This kind of combs it, getting it all laying in one direction .
If allowed to lodge randomly by say a wind storm , there will be open spots, losing the future weed control , mulch, effects.
If it turns out essentially weed free and combed in one direction by rolling, I will set plants staight into the rye for a late garden, often it will remain weed free and mulched for the rest of the season, with no further maintanence.
When it works, it works very well, nothing could be easyer.
If it is weedy when time to roll I will incorporate it and do something else.
I have also done this in rows of young fruit trees with good results.
Older trees I have not, due to root damage that would occur in preparing a seed bed. Low branches , etc.
As to how to knock it over,…
in small areas rolling a barrel works.
Large areas…
dragging a peice of pipe with tractor
A brush hog with the pto shut off
A grader blade turned around backwards
A rototiller on tractor with pto shut off
Driving a ATV over it

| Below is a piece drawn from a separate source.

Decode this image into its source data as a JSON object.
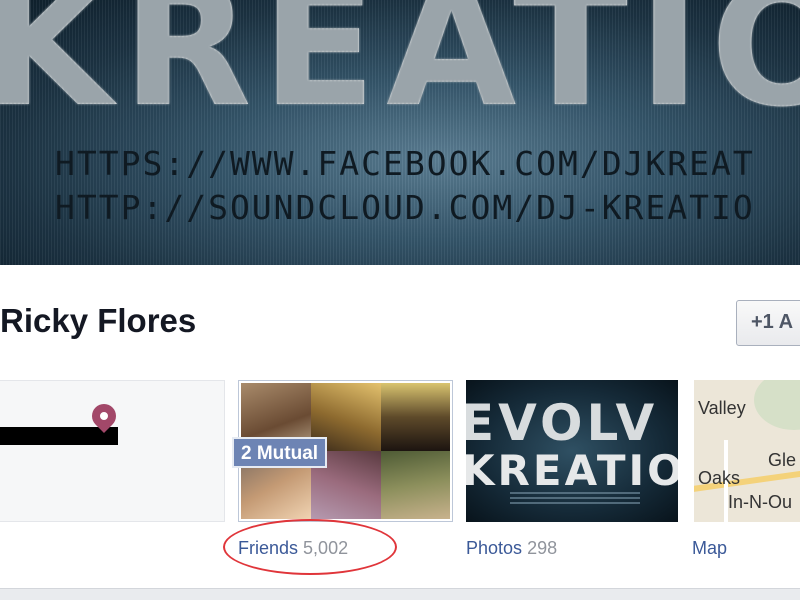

I said set plants into it above, this is because many small seeds will not sprout in rye straw , due to its allelopatic effects.
This is one reason it makes such good mulch
Weeds often won’t sprout.
Large seeded vegetables corn , squash , bean …often will grow well, as will transplants

Thanks for your insight. Just what I was looking for. I have a young orchard and will be using this method in building organic matter in the rows. with a good mulch I will make use of the aisles. One question is there a method for seeding the rye other then tilling it in? I don’t have the means to do that at the moments. I can seed it then cover it with straw if I had to I guess.

Getting a good stand of rye without incorporating the seed can be difficult .
Birds and rodents will eat much of it.
And what does establish may not make it through the winter.
I recommend burrying the seed.
That said. The best I have done on top of the ground.was to soak the seed in water for a day, and sow broad cast befor several days of rain

I am on a small scale at this point with 20 trees in two rows. Any low impact options other then rototilling? If i had to use a tiller to get a solid stand that might be what I have to do.

Making seed balls with clay may work on a small scale .
Mix clay and seed together , press through a screen (? ? ) 1/2-1inch
To make cookie cutter seed balls, clay is cheep. But maybe labor intensive. A lot of labor for something like rye ?
You still have to eliminate weeds…

Maybe @fruitnut will comment here as I think he has experience with agronomic crops